Zachary Levi: Awesome! Freaking awesome man! I will say, much to the credit of John Lasseter, Roy Conli, Byron (Howard) and Nathan (Greno), and everyone involved, they really did give me a lot to do in the film where they did not really need to. Traditionally Prince Charming does not have that much to do, it is the princess' film. You might see the guy in a couple of spots, at the very end he slays a dragon or a wicked witch and they live happily ever after. There is not a lot of screen time or a lot of dynamic character development. They are very chiseled, handsome and brave. So this was very cool stepping in and this is Rapunzel! So to have a meaty, fun, charming and slightly arrogant, but also real bandit to play was a really cool way to turn it on its head. He's not the prince, he is the bandit and it was really fun. It is a really fun, animated musical, family friendly version of Romancing the Stone. I love that movie and I am sticking to it. They go on this romp together and they are at odds, but they grow on each other in the end. I am going to show up with my sailboat on 5th Ave. in New York and Rapunzel is going to hop on and we are going to see the world.
Finally, you have some great one-liners in the movie, did you get to do a lot of improvisation when you were recording or was that all written in the script?

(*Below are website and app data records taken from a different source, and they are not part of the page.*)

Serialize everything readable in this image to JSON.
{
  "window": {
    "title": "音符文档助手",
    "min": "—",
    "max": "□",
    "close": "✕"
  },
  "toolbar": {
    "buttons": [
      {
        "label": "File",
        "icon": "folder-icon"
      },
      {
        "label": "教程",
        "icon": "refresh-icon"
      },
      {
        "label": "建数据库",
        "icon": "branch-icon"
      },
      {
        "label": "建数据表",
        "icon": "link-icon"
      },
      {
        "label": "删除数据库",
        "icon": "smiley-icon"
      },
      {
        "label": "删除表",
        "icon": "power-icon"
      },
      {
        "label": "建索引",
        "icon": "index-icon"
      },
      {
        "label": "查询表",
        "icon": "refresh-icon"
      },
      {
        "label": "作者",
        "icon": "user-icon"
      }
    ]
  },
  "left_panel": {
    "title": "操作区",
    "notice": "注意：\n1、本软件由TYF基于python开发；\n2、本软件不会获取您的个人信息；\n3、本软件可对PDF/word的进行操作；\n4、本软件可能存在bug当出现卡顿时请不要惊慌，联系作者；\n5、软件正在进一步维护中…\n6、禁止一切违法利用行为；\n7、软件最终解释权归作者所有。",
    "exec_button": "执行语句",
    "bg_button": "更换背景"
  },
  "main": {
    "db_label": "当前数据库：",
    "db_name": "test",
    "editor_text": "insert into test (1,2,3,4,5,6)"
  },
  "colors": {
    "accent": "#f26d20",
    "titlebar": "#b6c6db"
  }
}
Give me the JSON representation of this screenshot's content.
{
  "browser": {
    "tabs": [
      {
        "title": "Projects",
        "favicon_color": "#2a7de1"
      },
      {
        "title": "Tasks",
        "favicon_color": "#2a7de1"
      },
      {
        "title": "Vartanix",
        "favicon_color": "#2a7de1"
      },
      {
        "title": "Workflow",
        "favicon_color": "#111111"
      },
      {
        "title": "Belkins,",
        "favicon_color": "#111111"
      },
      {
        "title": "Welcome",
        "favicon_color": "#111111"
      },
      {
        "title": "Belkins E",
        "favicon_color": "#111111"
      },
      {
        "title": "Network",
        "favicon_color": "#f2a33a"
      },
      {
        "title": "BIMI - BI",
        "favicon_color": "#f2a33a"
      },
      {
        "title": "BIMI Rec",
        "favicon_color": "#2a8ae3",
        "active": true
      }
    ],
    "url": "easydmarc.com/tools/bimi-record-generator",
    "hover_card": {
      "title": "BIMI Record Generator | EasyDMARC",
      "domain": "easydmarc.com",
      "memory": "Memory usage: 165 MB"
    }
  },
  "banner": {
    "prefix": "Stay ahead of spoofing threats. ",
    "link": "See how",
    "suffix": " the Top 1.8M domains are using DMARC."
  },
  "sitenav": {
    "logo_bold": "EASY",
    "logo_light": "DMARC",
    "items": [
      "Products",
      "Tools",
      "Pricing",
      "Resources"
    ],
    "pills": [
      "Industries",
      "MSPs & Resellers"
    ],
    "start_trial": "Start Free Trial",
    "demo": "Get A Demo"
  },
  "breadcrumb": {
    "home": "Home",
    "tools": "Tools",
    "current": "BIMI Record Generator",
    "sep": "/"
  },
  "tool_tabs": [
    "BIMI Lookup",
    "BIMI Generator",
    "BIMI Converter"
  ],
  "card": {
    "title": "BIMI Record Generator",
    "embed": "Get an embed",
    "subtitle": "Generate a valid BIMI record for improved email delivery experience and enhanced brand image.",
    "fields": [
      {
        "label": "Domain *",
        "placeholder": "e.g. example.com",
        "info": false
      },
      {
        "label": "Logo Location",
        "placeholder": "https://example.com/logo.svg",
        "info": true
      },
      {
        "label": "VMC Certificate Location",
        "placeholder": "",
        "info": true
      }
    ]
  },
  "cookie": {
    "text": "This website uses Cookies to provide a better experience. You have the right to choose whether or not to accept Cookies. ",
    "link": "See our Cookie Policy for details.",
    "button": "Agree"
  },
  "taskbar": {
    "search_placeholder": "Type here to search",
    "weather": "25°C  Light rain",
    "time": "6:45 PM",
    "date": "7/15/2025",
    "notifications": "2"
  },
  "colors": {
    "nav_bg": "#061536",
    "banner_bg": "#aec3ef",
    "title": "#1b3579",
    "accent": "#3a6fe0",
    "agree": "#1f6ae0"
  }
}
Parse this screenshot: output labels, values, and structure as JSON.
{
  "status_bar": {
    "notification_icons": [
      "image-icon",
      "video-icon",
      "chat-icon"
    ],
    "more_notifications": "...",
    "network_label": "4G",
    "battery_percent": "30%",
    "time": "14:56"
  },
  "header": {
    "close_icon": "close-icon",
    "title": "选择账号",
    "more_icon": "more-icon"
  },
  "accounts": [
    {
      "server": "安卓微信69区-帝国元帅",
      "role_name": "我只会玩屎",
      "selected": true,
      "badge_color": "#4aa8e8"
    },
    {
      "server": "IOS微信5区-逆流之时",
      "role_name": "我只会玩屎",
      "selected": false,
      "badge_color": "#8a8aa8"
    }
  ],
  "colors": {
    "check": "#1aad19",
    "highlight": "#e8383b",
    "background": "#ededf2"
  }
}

Zachary Levi: There was a lot of great stuff already written. Dan Fogelman, who I met before, wrote the script and I maybe tested for a pilot or something that he had written in the past. So I already knew Dan was funny and he wrote great stuff. You can always go on and improvise, but it's easier to go on and improvise when they have already set the cadency. When they have set the tone, lines that are funny in their nature and then to go from there. If you are trying to go from what they say, "polish a turd," its difficult. But Dan had already done a great job. So yeah, I definitely ad-libbed, because you got nothing but time when doing voice over. They would say, "We got that, so you can throw your sauce on that now. Do whatever you want to do." I remember growing up watching Aladdin, seeing Robin Williams destroy the Genie and being like, "I want to do that". I am sure he ad-libbed so much to do that movie. You wonder, was that in there or did he just go there? I thought he was genius. It is definitely an incredibly freeing experience knowing whatever the animators end up choosing, they can work it out. As a performer, comedian, or whatever, it is one thing to get a pat on the back for being a good interpreter, doing someone else's dialogue and they like it, but it's a little notch above when you wrote it yourself. When it's your own thing and they go, "that's funny." You go, "Alright I am not totally crazy. See mom!" So that was awesome.